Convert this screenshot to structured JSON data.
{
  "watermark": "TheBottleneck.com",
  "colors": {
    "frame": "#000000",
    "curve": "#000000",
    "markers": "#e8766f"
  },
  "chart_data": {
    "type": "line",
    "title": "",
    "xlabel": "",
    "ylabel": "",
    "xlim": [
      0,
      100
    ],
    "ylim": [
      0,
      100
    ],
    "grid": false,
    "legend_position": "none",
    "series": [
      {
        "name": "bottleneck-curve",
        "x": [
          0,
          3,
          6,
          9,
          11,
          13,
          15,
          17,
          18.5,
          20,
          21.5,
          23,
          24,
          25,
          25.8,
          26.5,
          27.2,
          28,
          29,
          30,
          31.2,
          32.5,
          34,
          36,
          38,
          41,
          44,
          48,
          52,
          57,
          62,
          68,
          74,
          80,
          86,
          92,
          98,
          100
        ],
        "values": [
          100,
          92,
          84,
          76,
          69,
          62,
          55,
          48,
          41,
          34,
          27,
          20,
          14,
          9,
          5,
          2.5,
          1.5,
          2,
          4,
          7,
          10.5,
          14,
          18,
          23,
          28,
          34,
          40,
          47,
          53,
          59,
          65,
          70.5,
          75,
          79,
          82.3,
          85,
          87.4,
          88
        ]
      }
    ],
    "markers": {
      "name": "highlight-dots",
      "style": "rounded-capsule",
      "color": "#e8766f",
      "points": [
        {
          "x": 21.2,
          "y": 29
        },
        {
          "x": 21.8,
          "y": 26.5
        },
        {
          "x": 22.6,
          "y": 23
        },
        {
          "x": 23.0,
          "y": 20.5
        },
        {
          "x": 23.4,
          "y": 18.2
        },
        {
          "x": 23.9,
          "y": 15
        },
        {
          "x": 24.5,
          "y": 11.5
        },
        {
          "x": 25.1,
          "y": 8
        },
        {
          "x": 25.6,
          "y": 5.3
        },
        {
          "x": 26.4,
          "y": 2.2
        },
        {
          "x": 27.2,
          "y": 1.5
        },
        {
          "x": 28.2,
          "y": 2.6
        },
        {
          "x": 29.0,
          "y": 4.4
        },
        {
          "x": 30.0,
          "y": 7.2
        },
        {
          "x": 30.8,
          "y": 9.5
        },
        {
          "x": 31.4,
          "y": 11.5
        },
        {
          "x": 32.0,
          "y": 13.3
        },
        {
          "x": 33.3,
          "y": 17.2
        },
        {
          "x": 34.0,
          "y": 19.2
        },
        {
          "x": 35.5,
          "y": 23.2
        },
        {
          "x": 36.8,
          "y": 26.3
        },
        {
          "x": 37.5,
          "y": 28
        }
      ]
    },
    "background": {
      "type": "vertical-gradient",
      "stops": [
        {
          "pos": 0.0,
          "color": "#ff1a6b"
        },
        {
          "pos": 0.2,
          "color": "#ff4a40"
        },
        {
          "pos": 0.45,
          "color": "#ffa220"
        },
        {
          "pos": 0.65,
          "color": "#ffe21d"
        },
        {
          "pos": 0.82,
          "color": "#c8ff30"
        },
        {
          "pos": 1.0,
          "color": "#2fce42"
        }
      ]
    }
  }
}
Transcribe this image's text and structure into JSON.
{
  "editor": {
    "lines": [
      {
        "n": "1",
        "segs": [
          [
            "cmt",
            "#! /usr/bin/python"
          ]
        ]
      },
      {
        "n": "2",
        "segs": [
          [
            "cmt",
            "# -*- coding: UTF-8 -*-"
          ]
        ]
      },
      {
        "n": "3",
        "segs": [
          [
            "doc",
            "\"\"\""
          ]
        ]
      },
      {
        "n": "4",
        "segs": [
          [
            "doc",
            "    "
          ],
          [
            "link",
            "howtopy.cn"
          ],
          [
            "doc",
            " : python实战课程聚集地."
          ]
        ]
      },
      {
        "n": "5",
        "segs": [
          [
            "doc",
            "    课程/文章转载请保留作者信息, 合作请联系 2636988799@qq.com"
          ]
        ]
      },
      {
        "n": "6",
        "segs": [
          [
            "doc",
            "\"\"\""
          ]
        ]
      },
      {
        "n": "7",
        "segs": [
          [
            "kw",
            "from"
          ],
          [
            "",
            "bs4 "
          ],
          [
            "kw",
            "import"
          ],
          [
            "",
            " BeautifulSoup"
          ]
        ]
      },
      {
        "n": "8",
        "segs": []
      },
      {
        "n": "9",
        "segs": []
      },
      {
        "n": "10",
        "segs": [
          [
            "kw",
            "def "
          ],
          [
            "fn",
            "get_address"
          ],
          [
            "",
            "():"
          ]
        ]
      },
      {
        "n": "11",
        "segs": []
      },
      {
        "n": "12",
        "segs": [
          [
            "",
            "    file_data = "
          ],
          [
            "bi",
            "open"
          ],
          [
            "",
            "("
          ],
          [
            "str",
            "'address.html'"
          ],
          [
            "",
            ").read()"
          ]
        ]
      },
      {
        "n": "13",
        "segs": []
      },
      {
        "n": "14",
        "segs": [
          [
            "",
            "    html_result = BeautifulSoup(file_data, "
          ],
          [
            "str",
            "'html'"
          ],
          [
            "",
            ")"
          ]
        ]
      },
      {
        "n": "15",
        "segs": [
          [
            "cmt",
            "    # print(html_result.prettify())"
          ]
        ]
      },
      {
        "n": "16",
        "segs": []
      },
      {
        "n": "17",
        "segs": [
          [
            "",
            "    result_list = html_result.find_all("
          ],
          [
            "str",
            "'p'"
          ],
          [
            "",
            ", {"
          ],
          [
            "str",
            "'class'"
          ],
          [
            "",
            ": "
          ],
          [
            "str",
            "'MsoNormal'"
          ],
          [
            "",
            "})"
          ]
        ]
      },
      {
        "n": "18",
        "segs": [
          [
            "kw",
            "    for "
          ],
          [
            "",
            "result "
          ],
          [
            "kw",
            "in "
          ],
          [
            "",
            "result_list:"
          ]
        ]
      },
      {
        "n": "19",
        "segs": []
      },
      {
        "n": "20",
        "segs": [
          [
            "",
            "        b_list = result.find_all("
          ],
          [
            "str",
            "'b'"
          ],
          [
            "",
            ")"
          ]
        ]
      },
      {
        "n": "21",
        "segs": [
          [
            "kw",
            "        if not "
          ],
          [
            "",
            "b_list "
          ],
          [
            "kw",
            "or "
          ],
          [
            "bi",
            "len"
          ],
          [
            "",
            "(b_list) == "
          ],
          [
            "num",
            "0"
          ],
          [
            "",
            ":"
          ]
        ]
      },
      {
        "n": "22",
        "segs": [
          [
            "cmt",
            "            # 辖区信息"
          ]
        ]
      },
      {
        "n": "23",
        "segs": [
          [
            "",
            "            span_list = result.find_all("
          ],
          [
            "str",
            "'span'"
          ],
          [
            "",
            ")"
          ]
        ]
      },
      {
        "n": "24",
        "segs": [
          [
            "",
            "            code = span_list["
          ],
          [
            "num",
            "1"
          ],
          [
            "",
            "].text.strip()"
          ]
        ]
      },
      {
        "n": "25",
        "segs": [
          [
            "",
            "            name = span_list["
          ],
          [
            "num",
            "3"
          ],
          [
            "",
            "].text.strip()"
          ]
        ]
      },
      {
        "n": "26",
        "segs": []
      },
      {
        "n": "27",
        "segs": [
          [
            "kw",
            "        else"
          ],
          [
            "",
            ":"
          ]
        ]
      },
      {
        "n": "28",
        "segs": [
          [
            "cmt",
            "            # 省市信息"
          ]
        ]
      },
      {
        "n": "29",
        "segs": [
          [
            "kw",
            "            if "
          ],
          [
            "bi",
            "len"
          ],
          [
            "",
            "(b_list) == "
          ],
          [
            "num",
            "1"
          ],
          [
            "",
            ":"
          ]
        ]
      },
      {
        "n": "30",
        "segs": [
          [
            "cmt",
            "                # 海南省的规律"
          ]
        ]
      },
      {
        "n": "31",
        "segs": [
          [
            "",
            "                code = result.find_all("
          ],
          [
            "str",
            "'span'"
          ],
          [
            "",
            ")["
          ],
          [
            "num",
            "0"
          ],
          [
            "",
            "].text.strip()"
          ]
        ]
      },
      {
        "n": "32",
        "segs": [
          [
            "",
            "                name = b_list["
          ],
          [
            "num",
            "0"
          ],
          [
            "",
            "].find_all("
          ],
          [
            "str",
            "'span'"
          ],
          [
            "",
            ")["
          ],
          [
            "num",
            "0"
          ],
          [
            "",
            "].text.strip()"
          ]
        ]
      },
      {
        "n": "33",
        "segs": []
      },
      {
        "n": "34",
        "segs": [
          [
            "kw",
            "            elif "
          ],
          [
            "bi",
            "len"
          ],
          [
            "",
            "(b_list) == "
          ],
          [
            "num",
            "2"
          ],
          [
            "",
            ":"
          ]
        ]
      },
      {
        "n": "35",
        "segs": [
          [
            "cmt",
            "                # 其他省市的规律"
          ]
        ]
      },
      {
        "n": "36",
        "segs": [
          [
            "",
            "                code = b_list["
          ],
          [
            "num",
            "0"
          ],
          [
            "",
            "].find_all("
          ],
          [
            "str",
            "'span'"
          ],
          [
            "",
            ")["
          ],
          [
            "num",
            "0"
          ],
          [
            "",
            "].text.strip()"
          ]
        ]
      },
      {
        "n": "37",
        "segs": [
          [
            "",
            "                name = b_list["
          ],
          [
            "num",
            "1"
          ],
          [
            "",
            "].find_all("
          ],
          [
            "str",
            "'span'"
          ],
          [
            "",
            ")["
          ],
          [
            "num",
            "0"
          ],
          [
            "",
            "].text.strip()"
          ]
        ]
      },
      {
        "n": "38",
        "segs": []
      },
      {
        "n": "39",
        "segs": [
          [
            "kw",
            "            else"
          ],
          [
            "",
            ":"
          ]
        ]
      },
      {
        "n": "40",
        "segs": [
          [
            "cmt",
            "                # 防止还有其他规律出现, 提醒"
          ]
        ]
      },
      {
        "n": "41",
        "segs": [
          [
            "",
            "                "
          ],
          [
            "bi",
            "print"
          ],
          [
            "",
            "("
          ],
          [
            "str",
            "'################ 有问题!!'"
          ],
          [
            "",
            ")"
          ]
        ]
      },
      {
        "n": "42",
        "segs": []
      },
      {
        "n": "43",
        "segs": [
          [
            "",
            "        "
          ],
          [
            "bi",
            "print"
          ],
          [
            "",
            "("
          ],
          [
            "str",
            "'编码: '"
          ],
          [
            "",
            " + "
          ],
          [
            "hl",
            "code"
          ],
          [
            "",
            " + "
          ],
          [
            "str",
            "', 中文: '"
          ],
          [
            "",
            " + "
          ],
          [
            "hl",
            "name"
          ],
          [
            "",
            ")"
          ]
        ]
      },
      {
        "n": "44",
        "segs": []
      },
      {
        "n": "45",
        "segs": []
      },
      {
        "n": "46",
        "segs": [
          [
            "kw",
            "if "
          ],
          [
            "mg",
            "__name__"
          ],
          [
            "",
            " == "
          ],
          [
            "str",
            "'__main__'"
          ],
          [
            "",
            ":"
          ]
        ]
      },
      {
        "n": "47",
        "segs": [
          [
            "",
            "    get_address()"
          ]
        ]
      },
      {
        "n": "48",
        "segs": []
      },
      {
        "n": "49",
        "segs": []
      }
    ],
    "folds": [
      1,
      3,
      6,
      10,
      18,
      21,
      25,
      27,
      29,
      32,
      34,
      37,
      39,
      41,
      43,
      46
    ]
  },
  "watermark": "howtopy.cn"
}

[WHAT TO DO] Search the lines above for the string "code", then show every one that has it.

[OUTPUT FOR THIS EXERCISE]
            "            code = span_list["
            "                code = result.find_all("
            "                code = b_list["
            "code"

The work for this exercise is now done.